    1. It lessens the possibility of damage when hitting/scraping/beaching the bottom as the trailing edge is thinner and weaker than the leading edge.
    2. When the boat is moving through the water the bow lifts such that the rudder bottom is parallel to the surface of the water.

    My guess is that it's the first, but I am interested in what others think and if any knows for sure (i.e. in literature or builder told them directly).

    The next question is whether it makes any sense to deviate from the design and have the trailing edge longer?

    As always, thank you in advance for your thoughts.
     

    Attached Files:

  19. Light and Variable Winds

    Light and Variable Winds Well-Known Member

    Likes Received:
    131
    Trophy Points:
    63
    Sunfish don't always sail in a forwards direction: backing in shallow water would increase the risk of rudder (and board) splitting.

    [​IMG]
     
  20. wjejr

    wjejr Member

    Likes Received:
    21
    Trophy Points:
    18
    I've been away, first on vacation and now on business, but I was able to make some progress on the rudder.

    The next step was to start to create the final shape from the blank.

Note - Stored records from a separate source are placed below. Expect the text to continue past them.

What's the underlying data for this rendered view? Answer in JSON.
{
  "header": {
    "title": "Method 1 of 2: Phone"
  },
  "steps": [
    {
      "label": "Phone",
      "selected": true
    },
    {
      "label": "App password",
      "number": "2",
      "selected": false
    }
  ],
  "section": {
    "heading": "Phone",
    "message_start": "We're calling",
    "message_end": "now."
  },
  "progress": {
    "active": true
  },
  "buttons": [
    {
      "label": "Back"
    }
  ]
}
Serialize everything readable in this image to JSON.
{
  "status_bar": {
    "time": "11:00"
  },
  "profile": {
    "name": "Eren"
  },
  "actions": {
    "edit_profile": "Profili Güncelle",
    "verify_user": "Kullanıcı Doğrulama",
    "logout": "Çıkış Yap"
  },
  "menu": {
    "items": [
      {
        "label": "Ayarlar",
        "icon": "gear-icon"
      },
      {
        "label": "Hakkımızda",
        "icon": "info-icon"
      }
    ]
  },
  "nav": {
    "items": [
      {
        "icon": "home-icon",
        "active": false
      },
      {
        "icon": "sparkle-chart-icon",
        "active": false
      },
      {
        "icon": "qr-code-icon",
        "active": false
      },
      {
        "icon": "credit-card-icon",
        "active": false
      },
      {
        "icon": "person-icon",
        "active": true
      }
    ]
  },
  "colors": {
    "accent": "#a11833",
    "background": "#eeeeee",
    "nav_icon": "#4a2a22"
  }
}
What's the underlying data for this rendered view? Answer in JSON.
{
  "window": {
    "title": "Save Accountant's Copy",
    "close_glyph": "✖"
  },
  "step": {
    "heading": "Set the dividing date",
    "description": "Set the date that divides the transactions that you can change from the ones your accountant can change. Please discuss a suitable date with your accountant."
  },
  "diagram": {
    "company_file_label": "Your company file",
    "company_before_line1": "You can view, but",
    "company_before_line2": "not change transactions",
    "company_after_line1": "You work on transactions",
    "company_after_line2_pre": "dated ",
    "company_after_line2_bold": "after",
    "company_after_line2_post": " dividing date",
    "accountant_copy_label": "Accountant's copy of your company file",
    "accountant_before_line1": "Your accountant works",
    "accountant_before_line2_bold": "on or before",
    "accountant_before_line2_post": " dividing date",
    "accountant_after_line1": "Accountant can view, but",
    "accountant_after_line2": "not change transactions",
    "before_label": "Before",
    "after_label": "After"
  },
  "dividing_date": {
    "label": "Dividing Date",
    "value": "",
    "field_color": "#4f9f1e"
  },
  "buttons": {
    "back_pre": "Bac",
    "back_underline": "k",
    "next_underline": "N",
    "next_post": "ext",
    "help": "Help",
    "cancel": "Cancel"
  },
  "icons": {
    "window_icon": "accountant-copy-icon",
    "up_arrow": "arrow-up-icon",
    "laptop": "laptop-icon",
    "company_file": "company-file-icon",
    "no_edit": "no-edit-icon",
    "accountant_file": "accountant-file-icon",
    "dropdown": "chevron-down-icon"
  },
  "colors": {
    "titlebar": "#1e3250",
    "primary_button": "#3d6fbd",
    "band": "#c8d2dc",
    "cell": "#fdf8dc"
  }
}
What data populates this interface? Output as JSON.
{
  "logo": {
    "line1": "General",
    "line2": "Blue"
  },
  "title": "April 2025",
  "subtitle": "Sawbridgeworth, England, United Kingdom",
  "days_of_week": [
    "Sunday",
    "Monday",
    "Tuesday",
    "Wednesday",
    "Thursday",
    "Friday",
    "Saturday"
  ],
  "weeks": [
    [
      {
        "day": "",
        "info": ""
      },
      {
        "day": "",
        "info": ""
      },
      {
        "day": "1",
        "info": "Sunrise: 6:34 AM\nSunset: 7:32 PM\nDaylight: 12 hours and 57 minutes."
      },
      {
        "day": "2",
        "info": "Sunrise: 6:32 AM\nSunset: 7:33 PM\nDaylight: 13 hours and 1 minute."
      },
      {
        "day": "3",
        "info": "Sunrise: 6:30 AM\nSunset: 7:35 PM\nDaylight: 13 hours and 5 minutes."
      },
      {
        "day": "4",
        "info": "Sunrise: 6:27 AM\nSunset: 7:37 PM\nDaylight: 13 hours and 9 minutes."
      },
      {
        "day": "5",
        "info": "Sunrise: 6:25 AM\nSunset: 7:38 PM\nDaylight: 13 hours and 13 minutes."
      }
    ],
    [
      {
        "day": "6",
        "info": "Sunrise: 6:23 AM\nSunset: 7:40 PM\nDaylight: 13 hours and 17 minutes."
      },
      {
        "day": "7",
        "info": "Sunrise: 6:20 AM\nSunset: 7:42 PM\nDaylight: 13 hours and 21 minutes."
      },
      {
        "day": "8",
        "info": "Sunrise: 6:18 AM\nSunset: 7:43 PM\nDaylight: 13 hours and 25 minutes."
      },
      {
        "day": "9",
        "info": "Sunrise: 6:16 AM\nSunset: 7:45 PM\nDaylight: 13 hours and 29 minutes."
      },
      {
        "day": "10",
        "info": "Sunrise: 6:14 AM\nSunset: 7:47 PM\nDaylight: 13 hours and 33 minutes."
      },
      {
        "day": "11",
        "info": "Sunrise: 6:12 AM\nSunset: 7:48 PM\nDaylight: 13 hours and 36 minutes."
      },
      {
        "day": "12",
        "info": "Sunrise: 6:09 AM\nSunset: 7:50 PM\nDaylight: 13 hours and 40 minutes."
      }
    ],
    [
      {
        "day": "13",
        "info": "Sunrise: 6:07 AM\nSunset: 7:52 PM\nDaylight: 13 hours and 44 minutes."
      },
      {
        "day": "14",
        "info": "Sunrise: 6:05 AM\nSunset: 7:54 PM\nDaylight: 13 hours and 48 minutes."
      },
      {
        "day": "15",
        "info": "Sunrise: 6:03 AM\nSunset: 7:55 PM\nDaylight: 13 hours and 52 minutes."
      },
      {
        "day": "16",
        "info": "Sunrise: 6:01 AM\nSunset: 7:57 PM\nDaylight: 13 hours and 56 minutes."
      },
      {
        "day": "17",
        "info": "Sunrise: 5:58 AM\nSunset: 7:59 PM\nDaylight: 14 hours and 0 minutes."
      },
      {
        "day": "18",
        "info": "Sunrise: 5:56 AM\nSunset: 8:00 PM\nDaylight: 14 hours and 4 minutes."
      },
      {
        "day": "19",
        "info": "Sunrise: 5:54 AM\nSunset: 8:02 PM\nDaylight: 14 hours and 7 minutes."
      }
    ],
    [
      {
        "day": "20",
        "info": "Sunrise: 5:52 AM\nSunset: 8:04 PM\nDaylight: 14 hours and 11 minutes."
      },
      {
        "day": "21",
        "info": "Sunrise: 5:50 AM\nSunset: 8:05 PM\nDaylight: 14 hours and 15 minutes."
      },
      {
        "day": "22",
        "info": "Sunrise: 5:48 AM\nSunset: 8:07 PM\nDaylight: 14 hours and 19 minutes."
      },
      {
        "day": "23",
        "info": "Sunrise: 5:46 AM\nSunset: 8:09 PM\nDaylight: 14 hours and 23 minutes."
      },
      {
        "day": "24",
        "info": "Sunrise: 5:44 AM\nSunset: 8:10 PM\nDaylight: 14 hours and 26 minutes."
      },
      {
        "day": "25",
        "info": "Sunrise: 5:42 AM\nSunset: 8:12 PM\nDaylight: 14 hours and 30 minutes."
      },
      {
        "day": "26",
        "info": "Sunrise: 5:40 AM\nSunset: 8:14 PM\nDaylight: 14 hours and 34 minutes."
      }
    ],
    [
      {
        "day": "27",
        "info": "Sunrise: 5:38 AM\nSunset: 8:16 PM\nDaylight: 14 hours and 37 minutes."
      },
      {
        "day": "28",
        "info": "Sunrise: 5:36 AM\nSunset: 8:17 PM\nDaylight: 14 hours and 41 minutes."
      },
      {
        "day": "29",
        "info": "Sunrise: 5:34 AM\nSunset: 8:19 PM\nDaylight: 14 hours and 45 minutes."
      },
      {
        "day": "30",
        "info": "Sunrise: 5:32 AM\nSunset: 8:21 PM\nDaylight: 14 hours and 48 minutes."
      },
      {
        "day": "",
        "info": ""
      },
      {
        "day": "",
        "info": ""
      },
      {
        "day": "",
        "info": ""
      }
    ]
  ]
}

I made the cut by first tracing the line onto the blank and then making the cut using a radial saw. I taped the back of the cut to minimized tearout. I also clamped the rudder so it would not move. Murphy's law kicked in and the angle of the cut caused the blade to cross over a screw that holds the table to the saw. I removed that and made the cut.
     

    Attached Files:

Share This Page